Now more than ever, digital capabilities are essential to ensure a country’s growth and economic resilience. But how do different economies compare as far as the current state and ongoing momentum of their digital development? And how have these factors impacted their experiences during the pandemic? The authors share key insights from the latest edition of their Digital Evolution Scorecard (a comprehensive analysis of 90 economies based on 160 key indicators of digital development), in which they segment the world’s economies into four distinct zones: Stand Out, Stall Out, Break Out, and Watch Out. They describe key priorities for policymakers in each of these four groups, discuss how this analysis has — or hasn’t — correlated with countries’ economic performance over the last year, and provide several high-level insights around how the most successful countries are pursuing digital evolution. While every country is unique and there are no one-size-fits-all solutions, this analysis provides a useful framework for policymakers to better understand their own level of digital development, and explore opportunities for further growth.
Over the last year, the pandemic has caused the global economy to contract by 4.4%. At the same time, one trend has accelerated worldwide: digitalization. As countries face repeated lockdowns, school closures, and shutdowns of entire industries, digital capabilities — whether for remote schooling, e-commerce, or working from home — have become more essential than ever. But how exactly has this played out around the world — and what do governments, businesses, and investors need to do to come out on top?
To explore these questions, our colleagues at Tufts University’s Fletcher School partnered with Mastercard to develop a third edition of the Digital Evolution Scorecard (following earlier editions published in HBR in 2015 and 2017). The 2020 edition is accompanied by an interactive policy simulator, and offers analysis of 90 economies based on a combination of 160 indicators across four key drivers: Supply Conditions, Demand Conditions, Institutional Environment, and Innovation and Change. Specifically, we used a combination of proprietary and public data from more than 45 different databases, as well as analyses conducted by the Fletcher School’s Digital Planet team, to explore the following questions across our core subject areas:
- Supply Conditions: How developed is the infrastructure — both digital and physical —required to facilitate a digital ecosystem? This could include bandwidth availability, quality of roads necessary for e-commerce fulfillment, etc.
- Demand Conditions: Are consumers willing and able to engage in the digital ecosystem? Do they have the tools and skills necessary to plug into the digital economy?
- Institutional Environment: Do the country’s laws (and its government’s actions) support or hinder the development of digital technologies? Are governments investing in advancing digitalization? Are regulations governing the use and storage of data enabling growth, or creating barriers?
- Innovation and Change: What is the state of key innovation ecosystem inputs (i.e., talent and capital), processes (i.e., collaborations between universities and industry), and outputs (i.e., new, scalable digital products and services)?
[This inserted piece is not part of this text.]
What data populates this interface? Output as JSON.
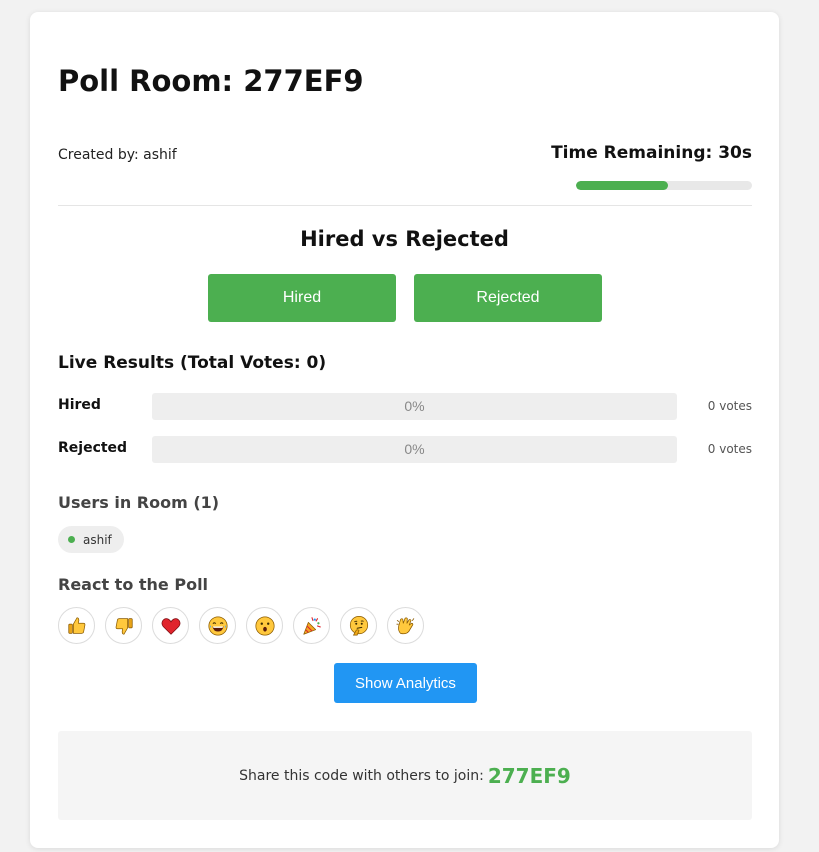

The scorecard takes in all this data and then assesses economies along two dimensions: the current state of the country’s digitalization and the pace of digitalization over time (as measured by the growth rate of the digitalization score over 12 years, 2008-2019). As shown in the graphic below, the resulting “atlas” for the digital planet segments economies into four distinct zones: Stand Out, Stall Out, Break Out, and Watch Out.
Stand Out Economies
This zone includes economies with both high levels of existing digitalization and strong momentum in continuing to advance their digital capabilities. Three economies are particularly notable: South Korea, Singapore, and Hong Kong. These, along with others, such as Estonia, Taiwan, and the United Arab Emirates, are consistently top performers in this index, and have demonstrated both adaptability and institution-led support for innovation. Interestingly, the U.S. also shows remarkable momentum for an economy of its size and complexity, scoring second in digital evolution after Singapore.
So what does it take to be a Stand Out economy? While every case is different, our analysis suggests that the most successful of these countries prioritized:
- Expanding adoption of digital consumer tools (e-commerce, digital payments, entertainment, etc.)
- Attracting, training, and retaining digital talent
- Fostering digital entrepreneurial ventures
- Providing fast, universal, terrestrial (e.g. fiber optics) and mobile broadband internet access
- Specializing in the export of digital goods, services, or media
- Coordinating innovation between universities, businesses, and digital authorities
Break Out Economies
This zone is characterized by economies with limited existing digital infrastructure, but which are rapidly digitalizing. China is a noteworthy outlier in this group: Its digital evolution is significantly higher than that of all other economies, due in large part to its combination of rapidly growing demand and innovation. Indonesia and India are also notable members of this group, ranking third and fourth in momentum despite their large economies. In addition to these large emerging economies, midsize economies such as Kenya,